            My skill at poetry has grown only slightly since I began, because I do not practice it often.  I ponder whether it is important enough to me to give it more time.  That will show itself as time goes on.  As a mentor from years past put it, “Either you will, or you won’t, and that’s OK.”  I don’t have to live up to expectations for writing that are not grounded in curiosity and joy. 

            It was in following Cameron’s process, using her tool of Morning Pages that compelled me to try mixed media.  Writing every day helped me consider what I really want to do with my time.  As it happens, an art class appeared in my social media feed.  “Tiny Tattered Houses” was advertised by Jennifer Chamberlin, who teaches the craft on her website “The Maker Beehive.”

I toyed with it for only a few moments before I signed up.  The fee was a mere $15.  What did I have to lose?

            I loved it.

            Finally I found a medium that promises me satisfaction and joy without being squelched by perfectionism.  There were no exact lines or colors, only what emerged from my fingers and imagination. 

            Playing with paper, paint and glue released a whimsical spirit in me that I hadn’t realized was buried under responsibility and worry, mostly stemming from pastoring three churches during the pandemic.  I was also dealing with intense pain from a total knee replacement.  The creative process distracted me from the grinding experience of recovery, and I was lifted into a place of adventure and beauty. 

            The same website offered a yearly membership, which I immediately dismissed as too time-consuming and expensive.  But my newly-awakened creative spirit would not let it rest.  The cost was not more than I spend in books in a year, I reasoned.  Writing my Morning Pages gave me the moxy to register and put down the money.  I wrote, “I’m going to do it.  I’m going to accept the invitation to explore a fun medium with a little guidance and accountability.  It will free me from trying to develop my creativity too carefully and open me up to my carefree, fun self.  (I know she’s in there!)”

            Julia Cameron claims “it is enthusiasm even more than discipline that brings creativity forward.  With just the slightest encouragement, our creativity responds to our taps, as if it has been lying in wait.  I would argue that it has—everyone has a wellspring of creativity flowing beneath the surface, just waiting to be released.”[ii]

            Cameron has helped me stoke the fire of my creativity.  Over the years other family and friends have encouraged me to find my voice—in whatever form it takes on a given day—and use it.  (Thanks, Karen C, Barbara H, Wendy V, Ginger A-L, Vicky M, Steve J, Carol A-J, Pam V, Mindy M, Jennifer C and all the Maker Bees!)  It feels like a wondrous gift after a season of difficulty and fear. 

            I am grateful to have found new energy that fuels other pursuits, including ministry and my work as a spiritual director.  I have long experienced the flow of creativity directed by the Holy Spirit when I write sermons and funeral/wedding meditations.  I suppose I have regarded those as safe vehicles for my voice.  But now I find that any activity can be flipped from drudgery to joy when viewed as a creative endeavor.  In my current role as a chaplain, I approach each nursing home resident and staff member with curiosity, ready to listen and respond creatively as the situation warrants. 
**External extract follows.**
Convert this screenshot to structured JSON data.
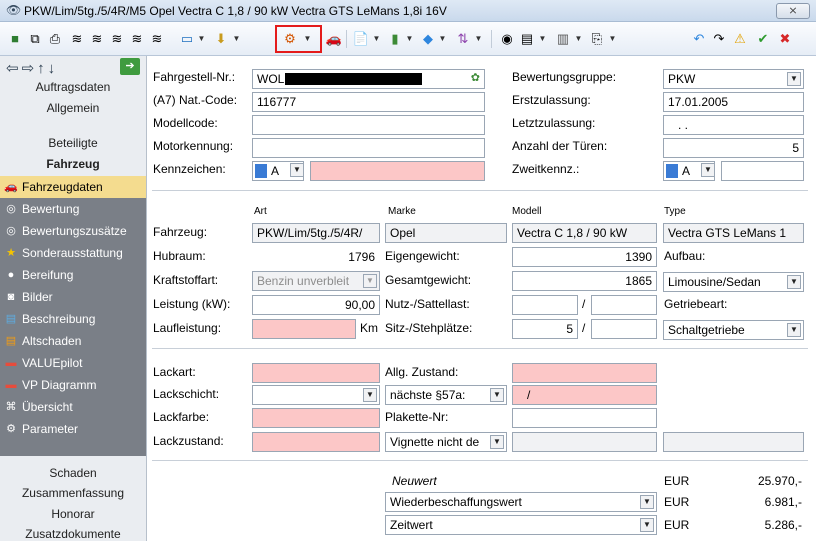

            I wrote about the new energy for ministry in my morning pages: “These understandings are reflected in my new interest in mixed media collage and the pleasure of writing free verse poetry.  The outcome is not so much planned as discovered.  The Spirit is party to creating, and sometimes surprises me.  I can lose myself in the process and be open to what flows.”

            That’s it.  Losing myself in the process, being open to what flows.  Not a bad way to approach life in general.  I wonder how I can be creative today as I clean windows and iron the clothes?  I might even get back to my little corner studio and do more mixed media first!  Time to play some more.
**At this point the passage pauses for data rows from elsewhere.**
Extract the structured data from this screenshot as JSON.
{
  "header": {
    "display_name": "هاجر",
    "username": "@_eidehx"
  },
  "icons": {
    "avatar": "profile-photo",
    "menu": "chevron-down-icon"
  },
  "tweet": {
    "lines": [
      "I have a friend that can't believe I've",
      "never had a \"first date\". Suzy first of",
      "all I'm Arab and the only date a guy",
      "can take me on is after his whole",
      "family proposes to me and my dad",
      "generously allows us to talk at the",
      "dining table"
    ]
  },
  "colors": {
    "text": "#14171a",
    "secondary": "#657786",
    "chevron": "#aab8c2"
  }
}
[i] Cameron, Julia.  It’s Never Too Late to Begin Again, 2016.  (New York: TarcherPerigree/Random House), p. 120.

[ii] Ibid., p. 97.